    N2 - The performance of public services is one of the central policy issues across the globe. Response to the global financial crisis during the late 2000s was typically led by government - in the UK and USA governments stepped into the banking system and either shored up these institutions or nationalized them, whereas in China the Communist Party sought to spend its way out of recession. The emergence of SARS in the early 2000s and the subsequent swine flu epidemic were public health crises managed and coordinated by public organizations: some of these were international agencies, such as the World Health Organization, but the majority of the heavy lifting was done at the coal face by public organizations and health agencies. The majority of crises, whether they are perpetrated by people (e.g. terrorist attacks, mass genocide or nuclear accidents) or result from natural catastrophes (e.g. earthquakes, tsunamis or famine), require public action. These global and high-impact examples are the tip of the iceberg - public services touch the majority of people in advanced and developing economies on a daily basis: children require schooling, the elderly need personal care and assistance, rubbish needs collecting to prevent public health incidents and the public needs to be confident that the water they drink is potable and the food they eat is safe. Moreover, government must protect its people from internal and external threats such as civil war and foreign invasion. In short, public services shore up our world and therefore knowledge about strategies to improve their performance is central to the good of society.

    AB - The performance of public services is one of the central policy issues across the globe. Response to the global financial crisis during the late 2000s was typically led by government - in the UK and USA governments stepped into the banking system and either shored up these institutions or nationalized them, whereas in China the Communist Party sought to spend its way out of recession. The emergence of SARS in the early 2000s and the subsequent swine flu epidemic were public health crises managed and coordinated by public organizations: some of these were international agencies, such as the World Health Organization, but the majority of the heavy lifting was done at the coal face by public organizations and health agencies. The majority of crises, whether they are perpetrated by people (e.g. terrorist attacks, mass genocide or nuclear accidents) or result from natural catastrophes (e.g. earthquakes, tsunamis or famine), require public action. These global and high-impact examples are the tip of the iceberg - public services touch the majority of people in advanced and developing economies on a daily basis: children require schooling, the elderly need personal care and assistance, rubbish needs collecting to prevent public health incidents and the public needs to be confident that the water they drink is potable and the food they eat is safe. Moreover, government must protect its people from internal and external threats such as civil war and foreign invasion. In short, public services shore up our world and therefore knowledge about strategies to improve their performance is central to the good of society.

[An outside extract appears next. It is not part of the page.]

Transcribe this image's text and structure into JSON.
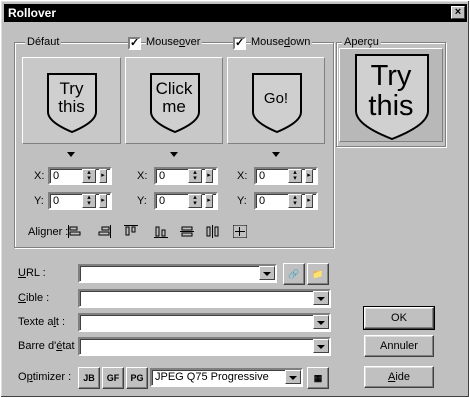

    UR - http://www.scopus.com/inward/record.url?scp=84923429485&partnerID=8YFLogxK

    U2 - 10.1017/CBO9780511760587.001

    DO - 10.1017/CBO9780511760587.001

    M3 - Chapter

    SN - 9780521116633

    SN - 9781107411678

    SP - 1

    EP - 33

    BT - Public Management and Performance

    A2 - Walker, Richard M.

    A2 - Boyne, George A.

    A2 - Brewer, Gene A.

    PB - Cambridge University Press

    ER -